THE PROBLEM: Would you retype every entry that follows without altering a word?

-- SOURCE MATERIAL follows --

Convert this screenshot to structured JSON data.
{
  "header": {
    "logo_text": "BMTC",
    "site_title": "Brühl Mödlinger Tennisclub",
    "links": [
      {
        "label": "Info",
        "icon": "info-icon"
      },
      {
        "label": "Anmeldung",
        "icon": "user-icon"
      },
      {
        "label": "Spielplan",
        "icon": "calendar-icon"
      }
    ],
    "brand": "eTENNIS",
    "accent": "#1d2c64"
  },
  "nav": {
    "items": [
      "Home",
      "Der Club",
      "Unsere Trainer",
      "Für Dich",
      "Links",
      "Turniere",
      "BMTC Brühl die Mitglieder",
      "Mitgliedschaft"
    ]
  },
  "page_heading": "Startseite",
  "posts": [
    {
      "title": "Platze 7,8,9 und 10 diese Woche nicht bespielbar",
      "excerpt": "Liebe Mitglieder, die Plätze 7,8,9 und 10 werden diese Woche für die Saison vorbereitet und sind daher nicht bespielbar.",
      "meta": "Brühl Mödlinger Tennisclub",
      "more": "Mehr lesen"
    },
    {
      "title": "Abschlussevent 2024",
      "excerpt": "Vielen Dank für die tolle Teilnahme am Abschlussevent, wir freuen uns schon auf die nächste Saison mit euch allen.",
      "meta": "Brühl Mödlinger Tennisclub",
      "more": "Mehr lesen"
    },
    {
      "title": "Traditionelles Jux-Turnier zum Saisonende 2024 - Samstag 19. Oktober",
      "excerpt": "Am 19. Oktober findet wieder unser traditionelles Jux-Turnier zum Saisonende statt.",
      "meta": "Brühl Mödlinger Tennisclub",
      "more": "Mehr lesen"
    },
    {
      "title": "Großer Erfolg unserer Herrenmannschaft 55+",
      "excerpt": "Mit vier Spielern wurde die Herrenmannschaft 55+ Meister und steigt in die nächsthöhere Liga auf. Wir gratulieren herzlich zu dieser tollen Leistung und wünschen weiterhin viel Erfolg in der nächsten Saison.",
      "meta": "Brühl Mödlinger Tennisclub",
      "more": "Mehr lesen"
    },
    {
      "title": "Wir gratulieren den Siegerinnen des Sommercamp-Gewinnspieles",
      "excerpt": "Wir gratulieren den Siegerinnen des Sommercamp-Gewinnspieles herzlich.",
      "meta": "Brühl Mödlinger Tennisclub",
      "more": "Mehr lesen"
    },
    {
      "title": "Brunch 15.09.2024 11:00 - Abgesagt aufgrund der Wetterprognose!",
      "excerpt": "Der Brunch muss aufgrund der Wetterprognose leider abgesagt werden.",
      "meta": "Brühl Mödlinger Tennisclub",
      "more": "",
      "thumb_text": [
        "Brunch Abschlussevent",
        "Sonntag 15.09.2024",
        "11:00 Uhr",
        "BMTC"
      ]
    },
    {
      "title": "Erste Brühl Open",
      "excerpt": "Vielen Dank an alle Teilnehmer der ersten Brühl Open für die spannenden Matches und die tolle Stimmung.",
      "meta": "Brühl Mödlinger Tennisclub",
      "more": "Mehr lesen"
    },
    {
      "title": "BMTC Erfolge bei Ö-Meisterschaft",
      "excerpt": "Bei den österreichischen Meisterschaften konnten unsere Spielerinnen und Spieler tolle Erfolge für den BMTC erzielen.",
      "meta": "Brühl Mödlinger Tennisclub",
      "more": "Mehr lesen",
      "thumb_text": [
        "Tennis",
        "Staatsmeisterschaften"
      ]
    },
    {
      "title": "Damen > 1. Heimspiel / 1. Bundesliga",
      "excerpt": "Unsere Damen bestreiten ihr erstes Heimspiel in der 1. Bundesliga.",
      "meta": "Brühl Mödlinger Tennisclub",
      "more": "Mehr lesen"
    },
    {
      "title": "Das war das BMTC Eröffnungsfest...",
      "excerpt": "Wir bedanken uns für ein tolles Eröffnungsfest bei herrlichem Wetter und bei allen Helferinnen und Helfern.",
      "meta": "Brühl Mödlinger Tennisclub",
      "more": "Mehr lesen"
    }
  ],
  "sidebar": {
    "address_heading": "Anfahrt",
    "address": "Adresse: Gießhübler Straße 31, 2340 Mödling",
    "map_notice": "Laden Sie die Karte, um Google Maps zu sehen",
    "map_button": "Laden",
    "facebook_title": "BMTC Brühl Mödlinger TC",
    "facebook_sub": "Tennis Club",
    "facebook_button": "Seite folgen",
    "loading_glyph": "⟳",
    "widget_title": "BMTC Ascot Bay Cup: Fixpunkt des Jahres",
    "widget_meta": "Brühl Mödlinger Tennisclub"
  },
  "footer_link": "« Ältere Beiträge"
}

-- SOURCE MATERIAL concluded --

SOLVED PROBLEM:
Convert this screenshot to structured JSON data.
{
  "header": {
    "logo_text": "BMTC",
    "site_title": "Brühl Mödlinger Tennisclub",
    "links": [
      {
        "label": "Info",
        "icon": "info-icon"
      },
      {
        "label": "Anmeldung",
        "icon": "user-icon"
      },
      {
        "label": "Spielplan",
        "icon": "calendar-icon"
      }
    ],
    "brand": "eTENNIS",
    "accent": "#1d2c64"
  },
  "nav": {
    "items": [
      "Home",
      "Der Club",
      "Unsere Trainer",
      "Für Dich",
      "Links",
      "Turniere",
      "BMTC Brühl die Mitglieder",
      "Mitgliedschaft"
    ]
  },
  "page_heading": "Startseite",
  "posts": [
    {
      "title": "Platze 7,8,9 und 10 diese Woche nicht bespielbar",
      "excerpt": "Liebe Mitglieder, die Plätze 7,8,9 und 10 werden diese Woche für die Saison vorbereitet und sind daher nicht bespielbar.",
      "meta": "Brühl Mödlinger Tennisclub",
      "more": "Mehr lesen"
    },
    {
      "title": "Abschlussevent 2024",
      "excerpt": "Vielen Dank für die tolle Teilnahme am Abschlussevent, wir freuen uns schon auf die nächste Saison mit euch allen.",
      "meta": "Brühl Mödlinger Tennisclub",
      "more": "Mehr lesen"
    },
    {
      "title": "Traditionelles Jux-Turnier zum Saisonende 2024 - Samstag 19. Oktober",
      "excerpt": "Am 19. Oktober findet wieder unser traditionelles Jux-Turnier zum Saisonende statt.",
      "meta": "Brühl Mödlinger Tennisclub",
      "more": "Mehr lesen"
    },
    {
      "title": "Großer Erfolg unserer Herrenmannschaft 55+",
      "excerpt": "Mit vier Spielern wurde die Herrenmannschaft 55+ Meister und steigt in die nächsthöhere Liga auf. Wir gratulieren herzlich zu dieser tollen Leistung und wünschen weiterhin viel Erfolg in der nächsten Saison.",
      "meta": "Brühl Mödlinger Tennisclub",
      "more": "Mehr lesen"
    },
    {
      "title": "Wir gratulieren den Siegerinnen des Sommercamp-Gewinnspieles",
      "excerpt": "Wir gratulieren den Siegerinnen des Sommercamp-Gewinnspieles herzlich.",
      "meta": "Brühl Mödlinger Tennisclub",
      "more": "Mehr lesen"
    },
    {
      "title": "Brunch 15.09.2024 11:00 - Abgesagt aufgrund der Wetterprognose!",
      "excerpt": "Der Brunch muss aufgrund der Wetterprognose leider abgesagt werden.",
      "meta": "Brühl Mödlinger Tennisclub",
      "more": "",
      "thumb_text": [
        "Brunch Abschlussevent",
        "Sonntag 15.09.2024",
        "11:00 Uhr",
        "BMTC"
      ]
    },
    {
      "title": "Erste Brühl Open",
      "excerpt": "Vielen Dank an alle Teilnehmer der ersten Brühl Open für die spannenden Matches und die tolle Stimmung.",
      "meta": "Brühl Mödlinger Tennisclub",
      "more": "Mehr lesen"
    },
    {
      "title": "BMTC Erfolge bei Ö-Meisterschaft",
      "excerpt": "Bei den österreichischen Meisterschaften konnten unsere Spielerinnen und Spieler tolle Erfolge für den BMTC erzielen.",
      "meta": "Brühl Mödlinger Tennisclub",
      "more": "Mehr lesen",
      "thumb_text": [
        "Tennis",
        "Staatsmeisterschaften"
      ]
    },
    {
      "title": "Damen > 1. Heimspiel / 1. Bundesliga",
      "excerpt": "Unsere Damen bestreiten ihr erstes Heimspiel in der 1. Bundesliga.",
      "meta": "Brühl Mödlinger Tennisclub",
      "more": "Mehr lesen"
    },
    {
      "title": "Das war das BMTC Eröffnungsfest...",
      "excerpt": "Wir bedanken uns für ein tolles Eröffnungsfest bei herrlichem Wetter und bei allen Helferinnen und Helfern.",
      "meta": "Brühl Mödlinger Tennisclub",
      "more": "Mehr lesen"
    }
  ],
  "sidebar": {
    "address_heading": "Anfahrt",
    "address": "Adresse: Gießhübler Straße 31, 2340 Mödling",
    "map_notice": "Laden Sie die Karte, um Google Maps zu sehen",
    "map_button": "Laden",
    "facebook_title": "BMTC Brühl Mödlinger TC",
    "facebook_sub": "Tennis Club",
    "facebook_button": "Seite folgen",
    "loading_glyph": "⟳",
    "widget_title": "BMTC Ascot Bay Cup: Fixpunkt des Jahres",
    "widget_meta": "Brühl Mödlinger Tennisclub"
  },
  "footer_link": "« Ältere Beiträge"
}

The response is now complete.